## WHAT TO WORK ON
Only the lines containing "description" should appear in the answer, copied from the listing below.

## SUPPLIED INFORMATION
.....

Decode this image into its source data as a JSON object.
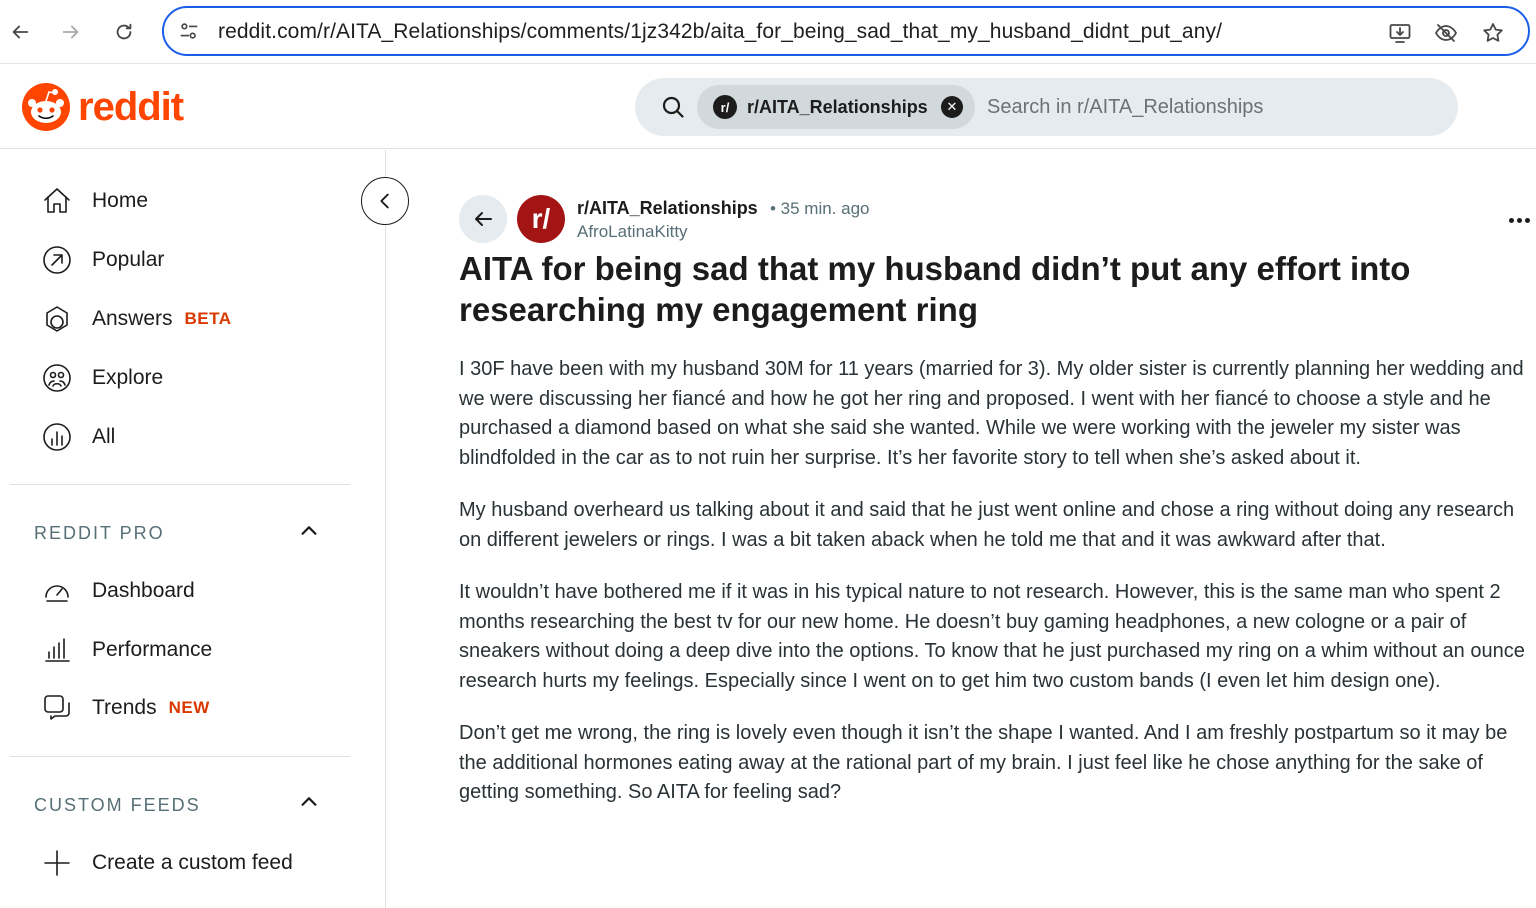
{
  "browser": {
    "url": "reddit.com/r/AITA_Relationships/comments/1jz342b/aita_for_being_sad_that_my_husband_didnt_put_any/"
  },
  "header": {
    "logo_text": "reddit",
    "search": {
      "community_chip": "r/AITA_Relationships",
      "chip_avatar": "r/",
      "placeholder": "Search in r/AITA_Relationships"
    }
  },
  "sidebar": {
    "nav": [
      {
        "label": "Home",
        "icon": "home-icon"
      },
      {
        "label": "Popular",
        "icon": "popular-arrow-icon"
      },
      {
        "label": "Answers",
        "tag": "BETA",
        "icon": "answers-icon"
      },
      {
        "label": "Explore",
        "icon": "explore-icon"
      },
      {
        "label": "All",
        "icon": "all-chart-icon"
      }
    ],
    "reddit_pro": {
      "heading": "REDDIT PRO",
      "items": [
        {
          "label": "Dashboard",
          "icon": "gauge-icon"
        },
        {
          "label": "Performance",
          "icon": "bar-chart-icon"
        },
        {
          "label": "Trends",
          "tag": "NEW",
          "icon": "trends-icon"
        }
      ]
    },
    "custom_feeds": {
      "heading": "CUSTOM FEEDS",
      "create_label": "Create a custom feed"
    }
  },
  "post": {
    "subreddit": "r/AITA_Relationships",
    "subreddit_avatar": "r/",
    "time": "• 35 min. ago",
    "author": "AfroLatinaKitty",
    "title": "AITA for being sad that my husband didn’t put any effort into researching my engagement ring",
    "paragraphs": [
      "I 30F have been with my husband 30M for 11 years (married for 3). My older sister is currently planning her wedding and we were discussing her fiancé and how he got her ring and proposed. I went with her fiancé to choose a style and he purchased a diamond based on what she said she wanted. While we were working with the jeweler my sister was blindfolded in the car as to not ruin her surprise. It’s her favorite story to tell when she’s asked about it.",
      "My husband overheard us talking about it and said that he just went online and chose a ring without doing any research on different jewelers or rings. I was a bit taken aback when he told me that and it was awkward after that.",
      "It wouldn’t have bothered me if it was in his typical nature to not research. However, this is the same man who spent 2 months researching the best tv for our new home. He doesn’t buy gaming headphones, a new cologne or a pair of sneakers without doing a deep dive into the options. To know that he just purchased my ring on a whim without an ounce research hurts my feelings. Especially since I went on to get him two custom bands (I even let him design one).",
      "Don’t get me wrong, the ring is lovely even though it isn’t the shape I wanted. And I am freshly postpartum so it may be the additional hormones eating away at the rational part of my brain. I just feel like he chose anything for the sake of getting something. So AITA for feeling sad?"
    ]
  },
  "colors": {
    "reddit_orange": "#ff4500",
    "tag_red": "#d93900",
    "omnibox_focus": "#1a5ee8",
    "subreddit_avatar_bg": "#a31515"
  }
}
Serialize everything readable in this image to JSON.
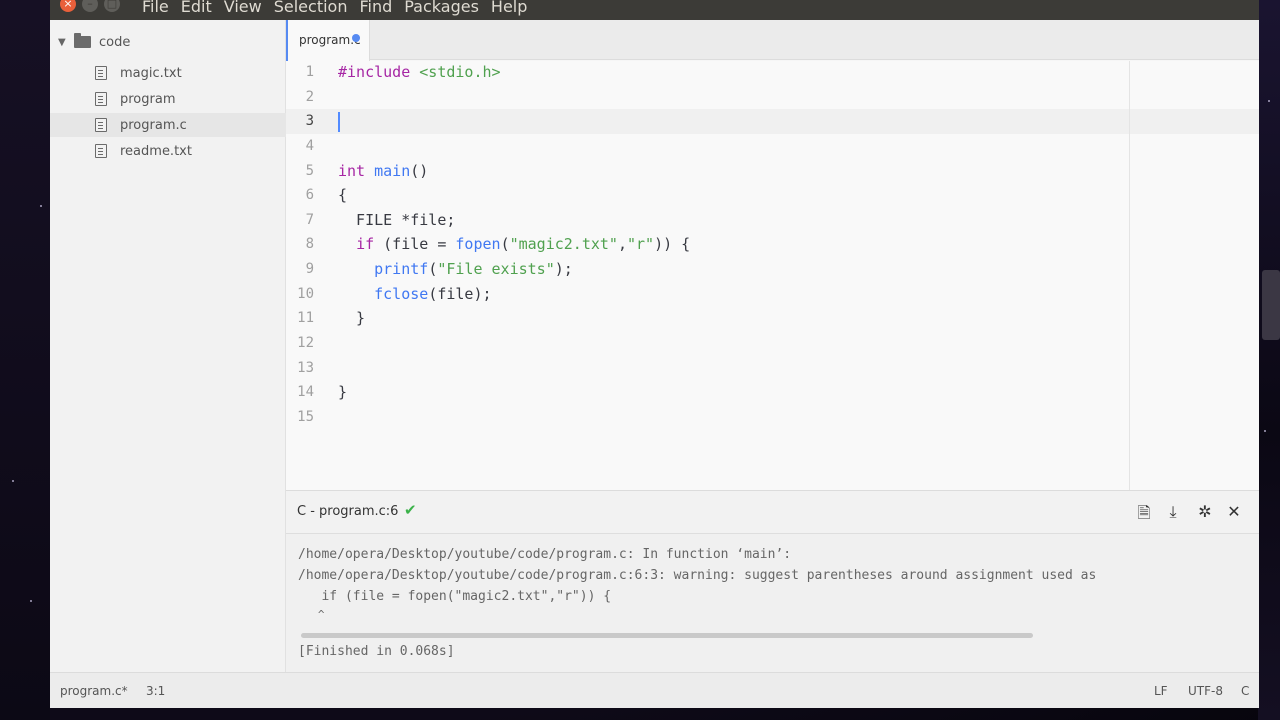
{
  "menubar": {
    "items": [
      "File",
      "Edit",
      "View",
      "Selection",
      "Find",
      "Packages",
      "Help"
    ]
  },
  "tree": {
    "root": "code",
    "files": [
      {
        "name": "magic.txt",
        "selected": false
      },
      {
        "name": "program",
        "selected": false
      },
      {
        "name": "program.c",
        "selected": true
      },
      {
        "name": "readme.txt",
        "selected": false
      }
    ]
  },
  "tab": {
    "title": "program.c",
    "modified": true
  },
  "editor": {
    "active_line": 3,
    "line_numbers": [
      "1",
      "2",
      "3",
      "4",
      "5",
      "6",
      "7",
      "8",
      "9",
      "10",
      "11",
      "12",
      "13",
      "14",
      "15"
    ]
  },
  "panel": {
    "title": "C - program.c:6",
    "status_icon": "check-icon",
    "buttons": [
      "file-icon",
      "download-icon",
      "settings-icon",
      "close-icon"
    ]
  },
  "output": {
    "lines": [
      "/home/opera/Desktop/youtube/code/program.c: In function ‘main’:",
      "/home/opera/Desktop/youtube/code/program.c:6:3: warning: suggest parentheses around assignment used as",
      "   if (file = fopen(\"magic2.txt\",\"r\")) {",
      "   ^",
      "[Finished in 0.068s]"
    ]
  },
  "status": {
    "file": "program.c*",
    "cursor": "3:1",
    "line_ending": "LF",
    "encoding": "UTF-8",
    "grammar": "C"
  },
  "colors": {
    "accent": "#568af2",
    "success": "#3bb24a",
    "menubar": "#3c3b37",
    "close_button": "#e9603b"
  }
}
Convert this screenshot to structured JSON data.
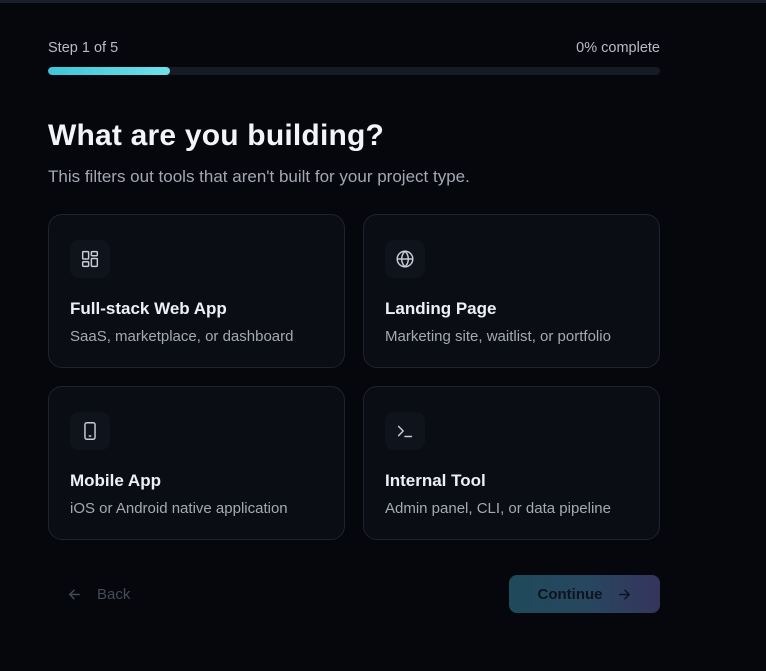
{
  "progress": {
    "step_label": "Step 1 of 5",
    "complete_label": "0% complete",
    "fill_fraction": 0.2
  },
  "heading": {
    "title": "What are you building?",
    "subtitle": "This filters out tools that aren't built for your project type."
  },
  "options": [
    {
      "icon": "grid-icon",
      "title": "Full-stack Web App",
      "description": "SaaS, marketplace, or dashboard"
    },
    {
      "icon": "globe-icon",
      "title": "Landing Page",
      "description": "Marketing site, waitlist, or portfolio"
    },
    {
      "icon": "phone-icon",
      "title": "Mobile App",
      "description": "iOS or Android native application"
    },
    {
      "icon": "terminal-icon",
      "title": "Internal Tool",
      "description": "Admin panel, CLI, or data pipeline"
    }
  ],
  "footer": {
    "back_label": "Back",
    "continue_label": "Continue"
  },
  "colors": {
    "background": "#05070c",
    "accent": "#3fc6d8",
    "card_border": "#1e2330"
  }
}
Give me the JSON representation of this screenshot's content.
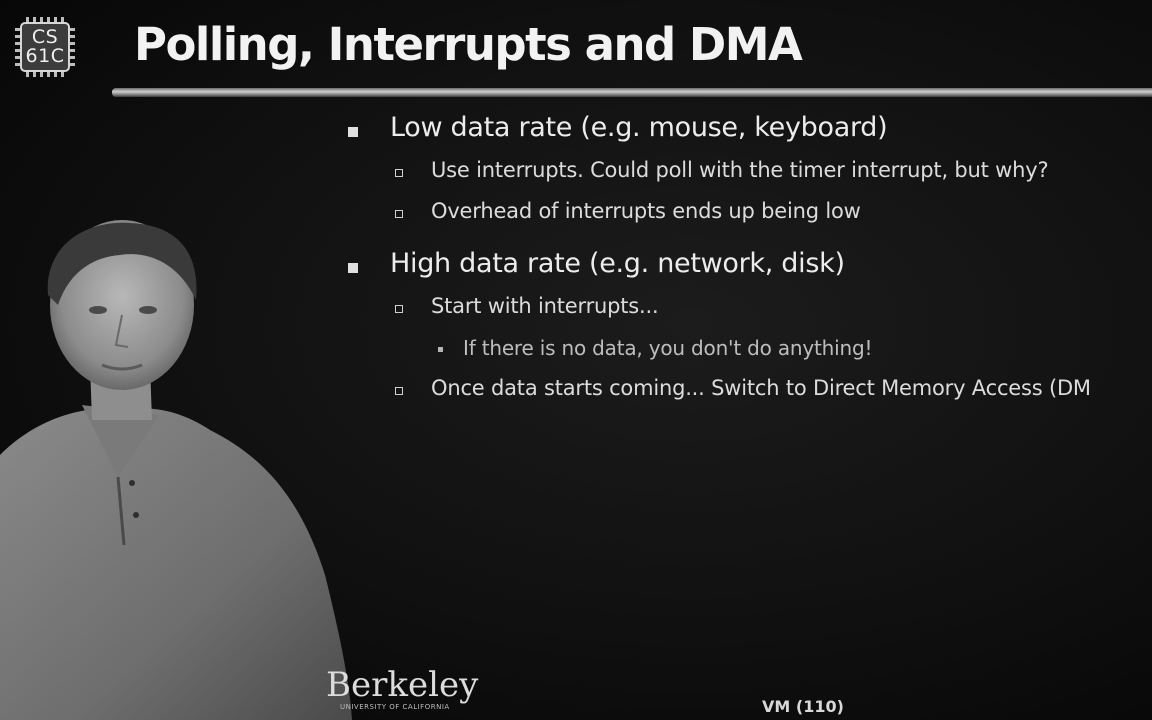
{
  "logo": {
    "line1": "CS",
    "line2": "61C"
  },
  "title": "Polling, Interrupts and DMA",
  "bullets": [
    {
      "level": 1,
      "text": "Low data rate (e.g. mouse, keyboard)"
    },
    {
      "level": 2,
      "text": "Use interrupts. Could poll with the timer interrupt, but why?"
    },
    {
      "level": 2,
      "text": "Overhead of interrupts ends up being low"
    },
    {
      "level": 1,
      "text": "High data rate (e.g. network, disk)"
    },
    {
      "level": 2,
      "text": "Start with interrupts..."
    },
    {
      "level": 3,
      "text": "If there is no data, you don't do anything!"
    },
    {
      "level": 2,
      "text": "Once data starts coming... Switch to Direct Memory Access (DM"
    }
  ],
  "footer": {
    "institution": "Berkeley",
    "institution_sub": "UNIVERSITY OF CALIFORNIA",
    "page_label": "VM (110)"
  },
  "colors": {
    "background": "#101010",
    "text": "#ececec",
    "rule": "#cfcfcf"
  }
}
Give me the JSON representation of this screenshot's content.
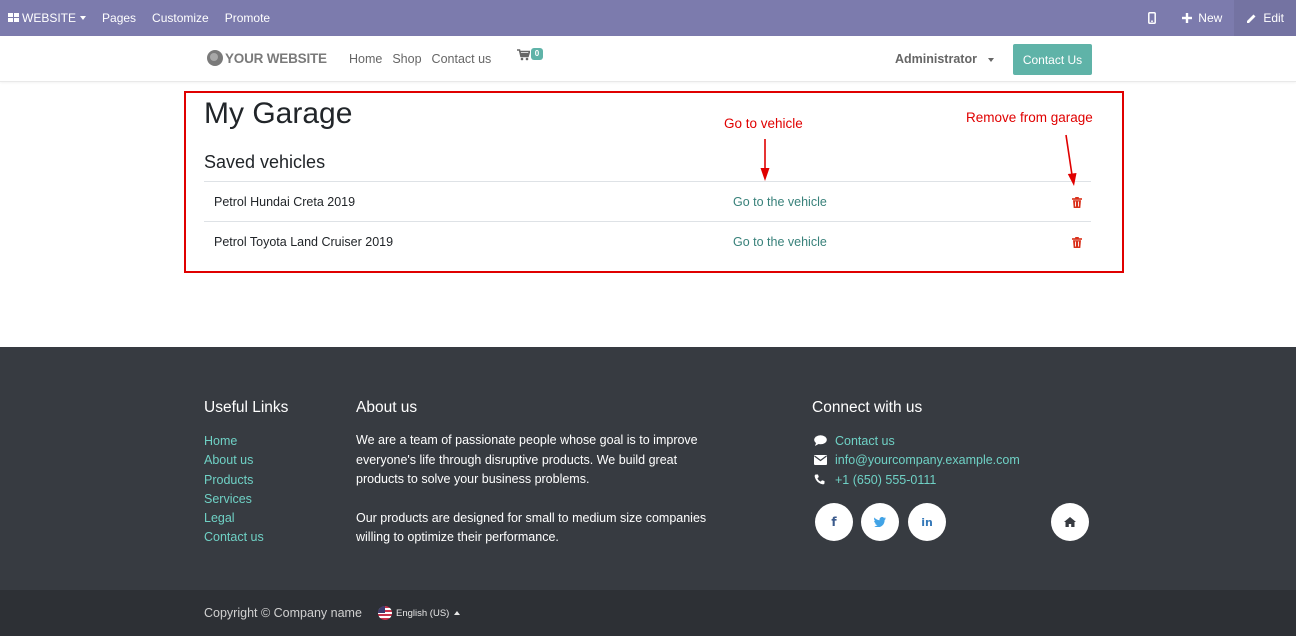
{
  "editbar": {
    "website_label": "WEBSITE",
    "pages_label": "Pages",
    "customize_label": "Customize",
    "promote_label": "Promote",
    "new_label": "New",
    "edit_label": "Edit"
  },
  "header": {
    "logo_text": "YOUR WEBSITE",
    "nav": [
      "Home",
      "Shop",
      "Contact us"
    ],
    "cart_count": "0",
    "user_label": "Administrator",
    "contact_button": "Contact Us"
  },
  "garage": {
    "title": "My Garage",
    "subtitle": "Saved vehicles",
    "vehicles": [
      {
        "name": "Petrol Hundai Creta 2019",
        "link": "Go to the vehicle"
      },
      {
        "name": "Petrol Toyota Land Cruiser 2019",
        "link": "Go to the vehicle"
      }
    ],
    "annotation_go": "Go to vehicle",
    "annotation_remove": "Remove from garage"
  },
  "footer": {
    "useful_links_title": "Useful Links",
    "useful_links": [
      "Home",
      "About us",
      "Products",
      "Services",
      "Legal",
      "Contact us"
    ],
    "about_title": "About us",
    "about_p1": "We are a team of passionate people whose goal is to improve everyone's life through disruptive products. We build great products to solve your business problems.",
    "about_p2": "Our products are designed for small to medium size companies willing to optimize their performance.",
    "connect_title": "Connect with us",
    "connect_contact": "Contact us",
    "connect_email": "info@yourcompany.example.com",
    "connect_phone": "+1 (650) 555-0111",
    "copyright": "Copyright © Company name",
    "language": "English (US)"
  },
  "colors": {
    "editbar": "#7c7bad",
    "accent": "#5fb3a8",
    "link": "#38817a",
    "footer_bg": "#373b41",
    "footer_link": "#6fd1c5",
    "annotation": "#e00000"
  }
}
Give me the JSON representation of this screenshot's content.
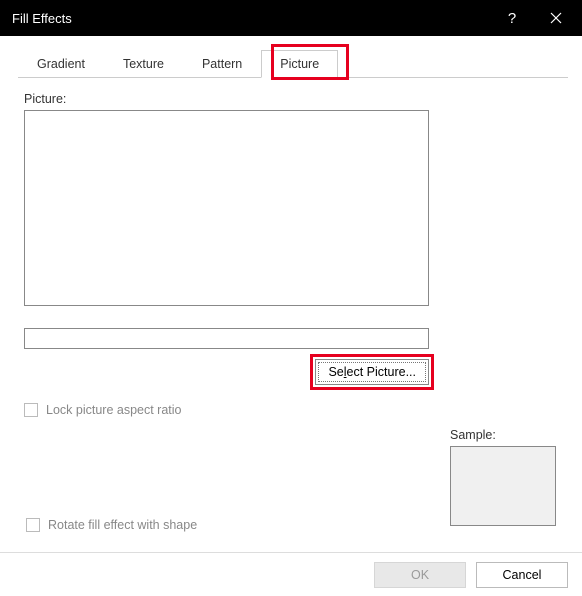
{
  "title": "Fill Effects",
  "tabs": {
    "gradient": "Gradient",
    "texture": "Texture",
    "pattern": "Pattern",
    "picture": "Picture"
  },
  "panel": {
    "picture_label": "Picture:",
    "select_picture": "Se",
    "select_picture_u": "l",
    "select_picture_rest": "ect Picture...",
    "lock_ratio": "Lock picture aspect ratio",
    "sample_label": "Sample:",
    "rotate_label": "Rotate fill effect with shape"
  },
  "footer": {
    "ok": "OK",
    "cancel": "Cancel"
  }
}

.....

## EXERCISE SOLUTION
      "description": "SaaS, marketplace, or dashboard"
      "description": "Marketing site, waitlist, or portfolio"
      "description": "iOS or Android native application"
      "description": "Admin panel, CLI, or data pipeline"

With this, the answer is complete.